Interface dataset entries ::
----------------------------------------

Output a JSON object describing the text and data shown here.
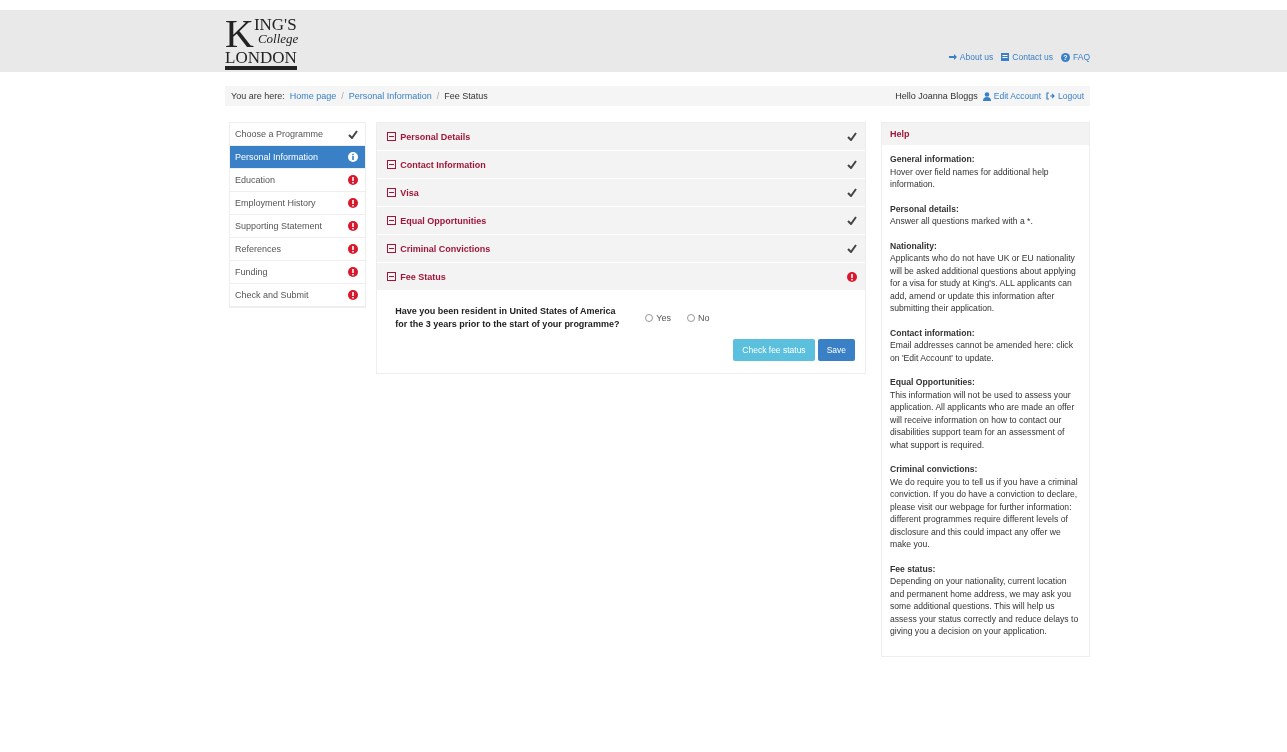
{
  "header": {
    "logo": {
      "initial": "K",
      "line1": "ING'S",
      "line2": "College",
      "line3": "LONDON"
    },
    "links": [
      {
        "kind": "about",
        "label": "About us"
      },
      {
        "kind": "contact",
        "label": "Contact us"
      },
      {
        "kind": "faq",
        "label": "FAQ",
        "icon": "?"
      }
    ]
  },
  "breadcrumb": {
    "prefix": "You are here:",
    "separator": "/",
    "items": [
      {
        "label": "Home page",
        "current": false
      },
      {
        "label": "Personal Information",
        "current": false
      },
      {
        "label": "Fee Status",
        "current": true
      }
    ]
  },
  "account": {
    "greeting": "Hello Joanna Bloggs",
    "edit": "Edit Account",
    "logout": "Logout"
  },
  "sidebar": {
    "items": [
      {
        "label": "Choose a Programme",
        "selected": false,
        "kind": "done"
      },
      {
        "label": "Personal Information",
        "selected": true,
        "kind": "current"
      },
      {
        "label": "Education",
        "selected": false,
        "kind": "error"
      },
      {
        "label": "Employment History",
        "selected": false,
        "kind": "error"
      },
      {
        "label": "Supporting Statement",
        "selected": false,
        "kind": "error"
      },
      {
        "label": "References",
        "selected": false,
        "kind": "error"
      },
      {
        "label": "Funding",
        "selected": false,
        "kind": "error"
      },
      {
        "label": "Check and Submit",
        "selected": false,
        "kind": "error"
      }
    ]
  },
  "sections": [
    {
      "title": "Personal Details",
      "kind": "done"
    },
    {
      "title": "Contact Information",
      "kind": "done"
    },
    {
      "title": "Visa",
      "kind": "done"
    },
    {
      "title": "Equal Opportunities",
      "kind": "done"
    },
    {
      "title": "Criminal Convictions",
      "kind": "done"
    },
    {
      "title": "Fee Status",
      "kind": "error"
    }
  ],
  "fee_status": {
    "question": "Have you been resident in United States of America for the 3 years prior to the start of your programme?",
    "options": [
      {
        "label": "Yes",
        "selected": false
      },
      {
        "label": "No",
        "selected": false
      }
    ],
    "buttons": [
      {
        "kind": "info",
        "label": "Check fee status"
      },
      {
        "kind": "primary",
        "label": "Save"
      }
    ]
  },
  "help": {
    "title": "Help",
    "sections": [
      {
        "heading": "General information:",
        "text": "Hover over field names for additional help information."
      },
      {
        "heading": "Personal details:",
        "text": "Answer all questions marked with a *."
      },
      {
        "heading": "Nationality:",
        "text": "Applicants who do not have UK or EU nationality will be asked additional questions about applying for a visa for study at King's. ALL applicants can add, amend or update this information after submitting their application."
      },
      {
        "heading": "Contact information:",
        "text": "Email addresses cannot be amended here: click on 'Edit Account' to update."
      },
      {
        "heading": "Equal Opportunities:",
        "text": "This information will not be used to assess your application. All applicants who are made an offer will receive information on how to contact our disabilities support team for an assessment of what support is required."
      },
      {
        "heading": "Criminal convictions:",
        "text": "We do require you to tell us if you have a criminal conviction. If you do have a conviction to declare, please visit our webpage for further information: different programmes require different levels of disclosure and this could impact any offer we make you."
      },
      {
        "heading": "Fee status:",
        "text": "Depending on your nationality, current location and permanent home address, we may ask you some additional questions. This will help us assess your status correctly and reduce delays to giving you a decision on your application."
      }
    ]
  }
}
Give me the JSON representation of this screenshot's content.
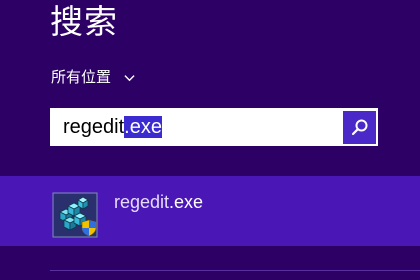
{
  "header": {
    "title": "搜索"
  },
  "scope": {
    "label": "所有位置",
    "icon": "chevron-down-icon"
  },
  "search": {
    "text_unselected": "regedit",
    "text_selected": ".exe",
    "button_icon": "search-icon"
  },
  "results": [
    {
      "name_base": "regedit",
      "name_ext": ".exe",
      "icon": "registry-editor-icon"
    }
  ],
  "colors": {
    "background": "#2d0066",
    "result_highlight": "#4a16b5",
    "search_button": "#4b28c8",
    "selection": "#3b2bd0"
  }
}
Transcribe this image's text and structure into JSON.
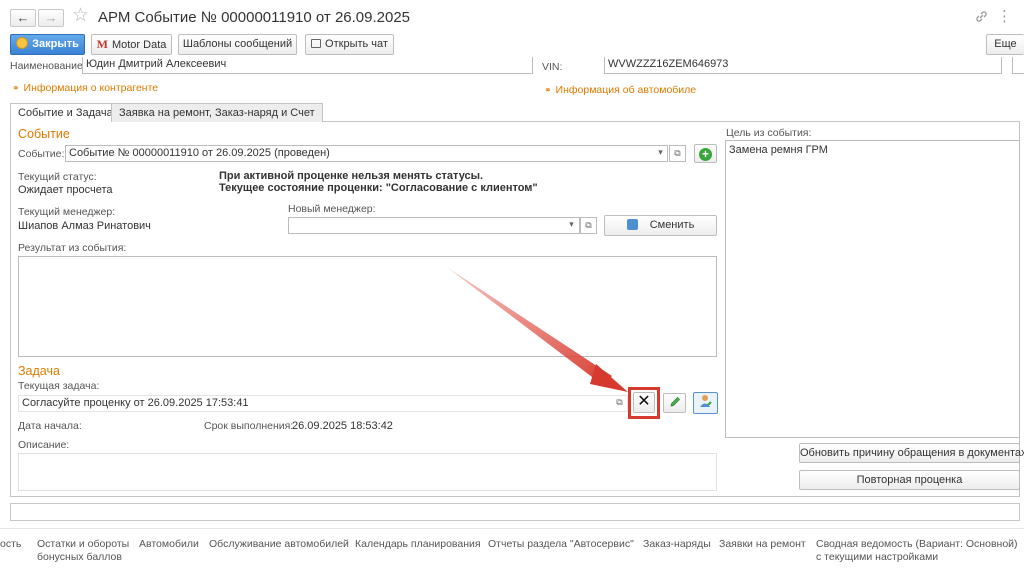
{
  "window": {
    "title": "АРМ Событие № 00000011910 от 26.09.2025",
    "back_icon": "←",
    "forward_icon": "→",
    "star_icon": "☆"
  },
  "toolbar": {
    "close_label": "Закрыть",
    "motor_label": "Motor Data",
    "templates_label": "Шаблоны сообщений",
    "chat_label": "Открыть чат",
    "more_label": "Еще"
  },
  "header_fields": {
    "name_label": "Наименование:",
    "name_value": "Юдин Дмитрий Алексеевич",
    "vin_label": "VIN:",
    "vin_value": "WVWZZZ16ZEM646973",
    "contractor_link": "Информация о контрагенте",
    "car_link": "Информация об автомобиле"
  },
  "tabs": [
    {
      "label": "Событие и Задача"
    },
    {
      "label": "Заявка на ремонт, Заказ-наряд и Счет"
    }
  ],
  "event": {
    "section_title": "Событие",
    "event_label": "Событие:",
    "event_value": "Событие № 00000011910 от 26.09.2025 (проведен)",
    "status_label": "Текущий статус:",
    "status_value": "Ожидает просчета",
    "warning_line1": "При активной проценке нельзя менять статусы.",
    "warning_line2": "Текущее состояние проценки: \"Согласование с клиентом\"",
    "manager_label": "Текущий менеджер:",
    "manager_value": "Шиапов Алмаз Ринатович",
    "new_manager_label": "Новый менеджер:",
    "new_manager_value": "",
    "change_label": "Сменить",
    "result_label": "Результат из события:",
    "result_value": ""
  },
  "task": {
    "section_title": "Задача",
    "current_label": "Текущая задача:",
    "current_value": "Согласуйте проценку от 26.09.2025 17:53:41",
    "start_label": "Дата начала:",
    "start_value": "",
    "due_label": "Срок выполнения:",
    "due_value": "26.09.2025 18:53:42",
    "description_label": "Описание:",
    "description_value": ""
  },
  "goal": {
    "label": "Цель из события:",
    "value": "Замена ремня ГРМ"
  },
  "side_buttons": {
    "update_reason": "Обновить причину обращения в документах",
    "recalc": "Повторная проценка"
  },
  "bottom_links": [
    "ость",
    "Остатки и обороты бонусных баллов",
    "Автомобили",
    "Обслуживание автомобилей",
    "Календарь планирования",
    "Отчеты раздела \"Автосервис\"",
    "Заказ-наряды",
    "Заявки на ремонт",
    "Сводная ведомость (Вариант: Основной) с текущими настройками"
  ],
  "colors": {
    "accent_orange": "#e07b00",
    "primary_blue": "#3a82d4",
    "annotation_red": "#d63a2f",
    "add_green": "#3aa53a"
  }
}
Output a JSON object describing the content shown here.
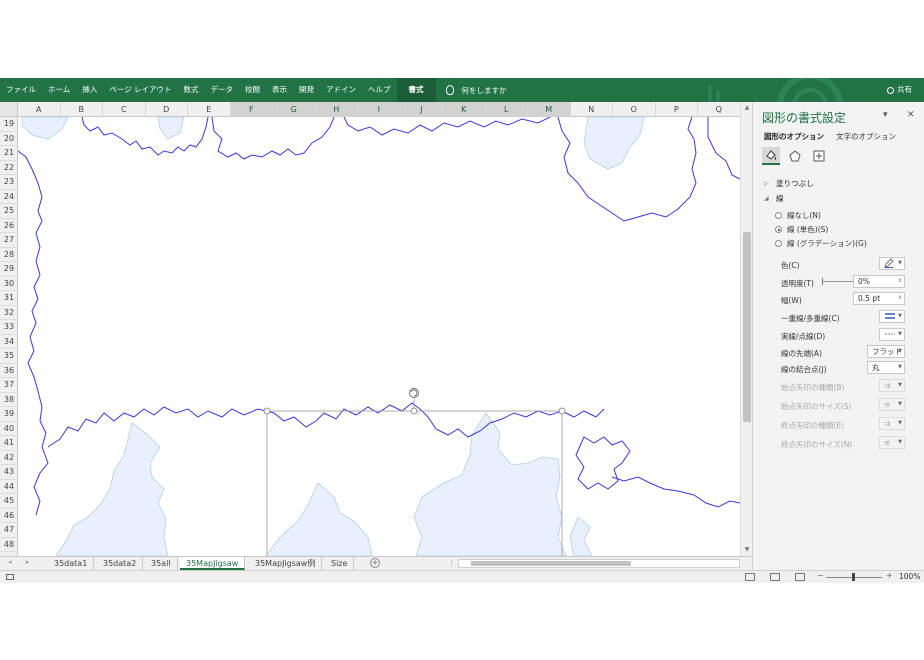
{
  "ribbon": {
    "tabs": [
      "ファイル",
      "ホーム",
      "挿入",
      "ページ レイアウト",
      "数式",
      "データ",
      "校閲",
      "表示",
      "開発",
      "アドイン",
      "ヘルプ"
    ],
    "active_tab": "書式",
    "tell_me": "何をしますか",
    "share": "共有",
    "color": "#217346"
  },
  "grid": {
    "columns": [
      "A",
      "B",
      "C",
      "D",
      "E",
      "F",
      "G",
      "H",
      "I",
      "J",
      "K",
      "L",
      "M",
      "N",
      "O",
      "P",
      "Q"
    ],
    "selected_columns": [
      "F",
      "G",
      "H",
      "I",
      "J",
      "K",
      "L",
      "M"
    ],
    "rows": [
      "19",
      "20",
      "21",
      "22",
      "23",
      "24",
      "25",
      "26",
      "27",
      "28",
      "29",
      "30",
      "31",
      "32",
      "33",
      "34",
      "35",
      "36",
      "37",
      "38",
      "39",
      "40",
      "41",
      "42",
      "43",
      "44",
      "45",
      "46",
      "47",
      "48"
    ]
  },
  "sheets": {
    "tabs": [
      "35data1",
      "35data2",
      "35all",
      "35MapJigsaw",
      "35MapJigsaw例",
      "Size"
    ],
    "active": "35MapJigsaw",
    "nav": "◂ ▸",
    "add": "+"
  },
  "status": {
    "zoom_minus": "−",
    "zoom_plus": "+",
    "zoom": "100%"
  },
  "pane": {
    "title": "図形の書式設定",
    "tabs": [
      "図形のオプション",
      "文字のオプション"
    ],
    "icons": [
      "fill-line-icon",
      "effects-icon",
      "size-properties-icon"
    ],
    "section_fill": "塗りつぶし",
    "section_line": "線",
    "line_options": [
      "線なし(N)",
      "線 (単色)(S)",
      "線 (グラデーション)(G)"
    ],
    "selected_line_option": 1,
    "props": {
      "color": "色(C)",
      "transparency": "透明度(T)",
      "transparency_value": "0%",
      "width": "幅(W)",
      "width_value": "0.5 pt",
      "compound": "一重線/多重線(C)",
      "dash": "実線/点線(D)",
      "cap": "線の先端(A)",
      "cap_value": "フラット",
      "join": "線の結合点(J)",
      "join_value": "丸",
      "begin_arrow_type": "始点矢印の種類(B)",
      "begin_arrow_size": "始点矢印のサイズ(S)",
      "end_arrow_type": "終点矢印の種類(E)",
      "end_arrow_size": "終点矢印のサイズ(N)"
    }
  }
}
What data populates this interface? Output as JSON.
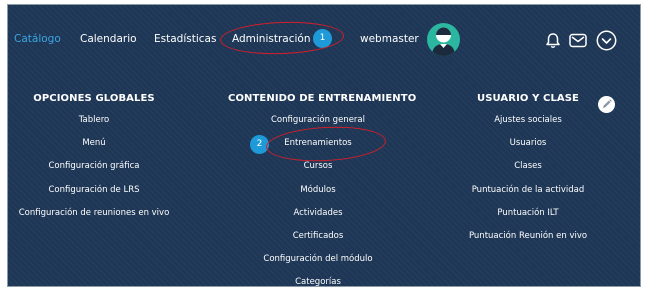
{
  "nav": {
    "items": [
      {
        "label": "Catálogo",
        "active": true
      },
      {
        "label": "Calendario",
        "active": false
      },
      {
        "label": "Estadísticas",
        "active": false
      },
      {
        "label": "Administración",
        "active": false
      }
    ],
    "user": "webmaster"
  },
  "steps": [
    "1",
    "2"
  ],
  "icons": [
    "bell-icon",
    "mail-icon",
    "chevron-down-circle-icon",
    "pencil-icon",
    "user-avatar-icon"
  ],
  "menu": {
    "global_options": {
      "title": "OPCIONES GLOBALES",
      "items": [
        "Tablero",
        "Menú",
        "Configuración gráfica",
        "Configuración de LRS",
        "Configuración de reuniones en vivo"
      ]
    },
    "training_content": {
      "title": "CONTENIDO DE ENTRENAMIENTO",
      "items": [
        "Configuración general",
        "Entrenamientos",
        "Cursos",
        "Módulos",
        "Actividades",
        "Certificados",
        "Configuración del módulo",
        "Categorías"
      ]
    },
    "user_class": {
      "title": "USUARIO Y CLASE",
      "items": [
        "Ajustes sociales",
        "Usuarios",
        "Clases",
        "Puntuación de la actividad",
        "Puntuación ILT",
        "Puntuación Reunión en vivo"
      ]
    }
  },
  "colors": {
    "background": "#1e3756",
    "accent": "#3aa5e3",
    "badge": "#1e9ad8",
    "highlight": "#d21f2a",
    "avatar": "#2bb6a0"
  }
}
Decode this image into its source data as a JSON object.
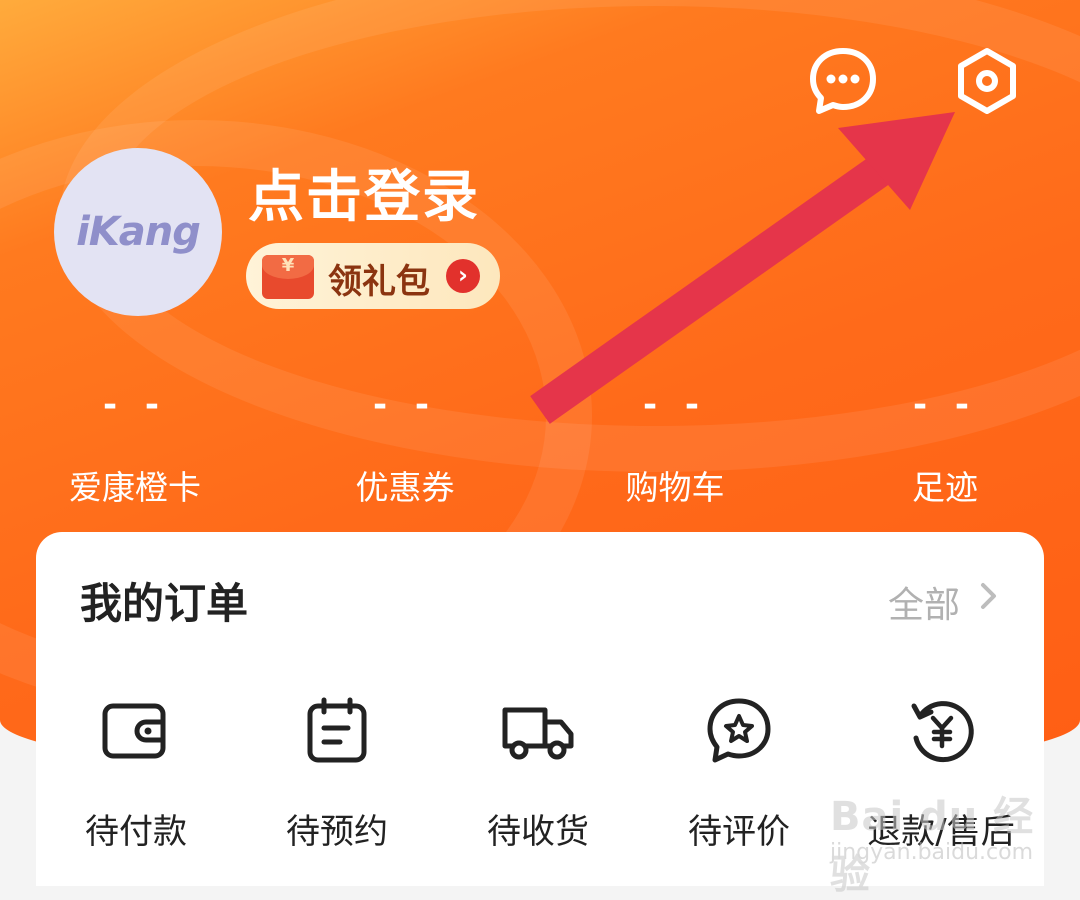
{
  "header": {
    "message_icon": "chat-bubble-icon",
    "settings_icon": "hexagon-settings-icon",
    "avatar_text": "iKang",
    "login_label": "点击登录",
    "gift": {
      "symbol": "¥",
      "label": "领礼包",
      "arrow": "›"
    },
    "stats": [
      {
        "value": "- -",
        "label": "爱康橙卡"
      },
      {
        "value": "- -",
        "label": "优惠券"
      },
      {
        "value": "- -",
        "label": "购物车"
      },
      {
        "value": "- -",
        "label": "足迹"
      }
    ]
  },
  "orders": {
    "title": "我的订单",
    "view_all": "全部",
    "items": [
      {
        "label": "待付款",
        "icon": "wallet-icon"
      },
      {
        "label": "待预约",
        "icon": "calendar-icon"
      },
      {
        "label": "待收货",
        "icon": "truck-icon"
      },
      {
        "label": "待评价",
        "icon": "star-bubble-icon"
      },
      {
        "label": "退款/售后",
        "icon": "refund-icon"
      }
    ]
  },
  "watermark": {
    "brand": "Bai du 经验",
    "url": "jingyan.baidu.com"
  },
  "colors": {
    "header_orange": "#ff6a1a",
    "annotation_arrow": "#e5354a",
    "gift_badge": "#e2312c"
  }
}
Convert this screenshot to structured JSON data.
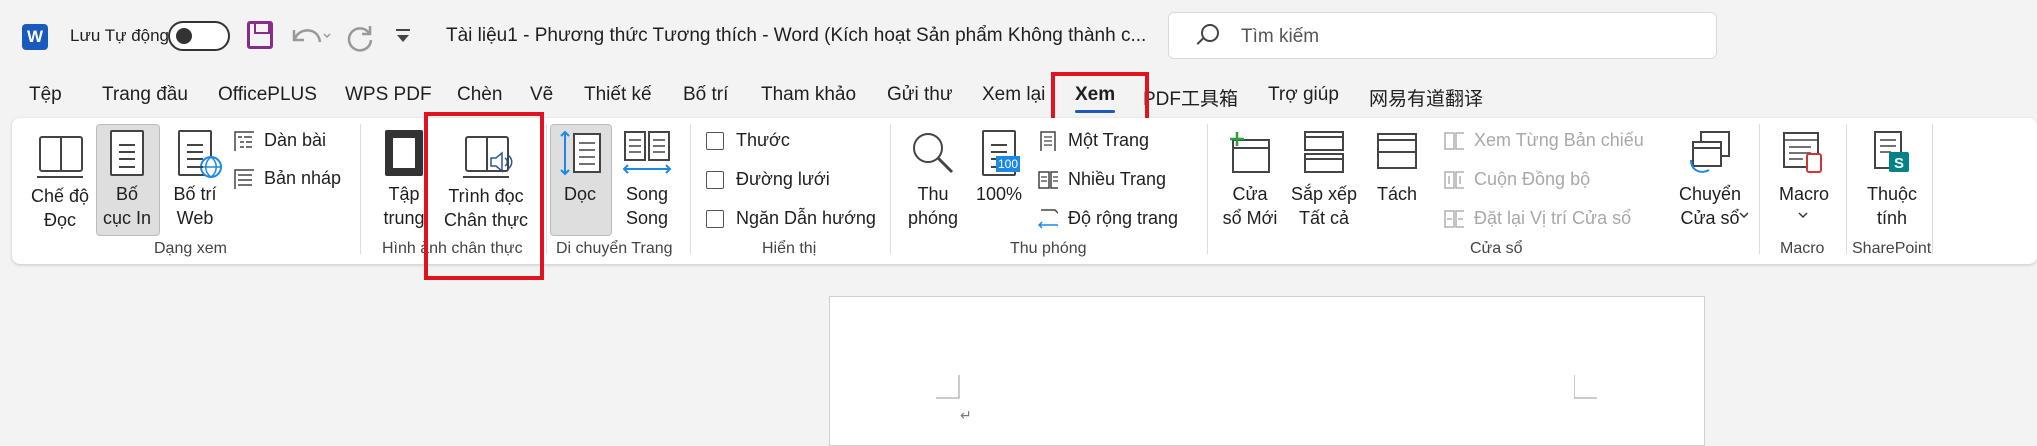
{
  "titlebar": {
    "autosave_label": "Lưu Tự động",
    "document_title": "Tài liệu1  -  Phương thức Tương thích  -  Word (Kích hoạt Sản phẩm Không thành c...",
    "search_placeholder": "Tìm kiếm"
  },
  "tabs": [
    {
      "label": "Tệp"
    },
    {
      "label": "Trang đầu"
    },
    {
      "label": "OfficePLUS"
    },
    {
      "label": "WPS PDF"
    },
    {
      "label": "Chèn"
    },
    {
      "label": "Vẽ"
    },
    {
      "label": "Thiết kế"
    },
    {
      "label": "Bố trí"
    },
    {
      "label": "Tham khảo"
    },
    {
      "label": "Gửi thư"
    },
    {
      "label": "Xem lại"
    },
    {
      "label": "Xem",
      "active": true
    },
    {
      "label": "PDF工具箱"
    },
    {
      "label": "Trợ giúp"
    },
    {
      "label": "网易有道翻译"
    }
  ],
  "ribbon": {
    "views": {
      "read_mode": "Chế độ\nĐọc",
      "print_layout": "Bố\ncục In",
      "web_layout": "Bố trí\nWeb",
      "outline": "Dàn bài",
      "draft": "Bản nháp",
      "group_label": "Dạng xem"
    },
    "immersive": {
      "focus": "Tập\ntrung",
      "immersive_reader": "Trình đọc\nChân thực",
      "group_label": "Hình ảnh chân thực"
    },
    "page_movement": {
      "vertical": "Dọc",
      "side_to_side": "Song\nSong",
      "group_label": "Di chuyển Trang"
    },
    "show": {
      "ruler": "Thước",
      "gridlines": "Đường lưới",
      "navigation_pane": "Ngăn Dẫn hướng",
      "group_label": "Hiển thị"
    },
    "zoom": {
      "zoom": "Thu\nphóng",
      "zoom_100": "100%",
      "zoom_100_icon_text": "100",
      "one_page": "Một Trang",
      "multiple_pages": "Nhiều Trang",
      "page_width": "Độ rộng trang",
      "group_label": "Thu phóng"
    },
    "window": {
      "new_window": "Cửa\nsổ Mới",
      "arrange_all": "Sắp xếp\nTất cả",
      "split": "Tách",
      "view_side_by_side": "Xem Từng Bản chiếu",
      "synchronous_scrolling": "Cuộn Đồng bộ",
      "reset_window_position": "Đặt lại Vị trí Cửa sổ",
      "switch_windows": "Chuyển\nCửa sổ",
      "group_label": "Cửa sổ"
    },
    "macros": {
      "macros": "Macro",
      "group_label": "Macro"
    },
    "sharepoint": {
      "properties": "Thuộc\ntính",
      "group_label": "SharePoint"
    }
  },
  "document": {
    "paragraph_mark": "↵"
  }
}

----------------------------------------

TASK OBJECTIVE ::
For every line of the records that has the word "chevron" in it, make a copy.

RESPONSE TO THIS EXERCISE ::
    "icon": "chevron-down-icon"
    "chevron-down-circle-icon",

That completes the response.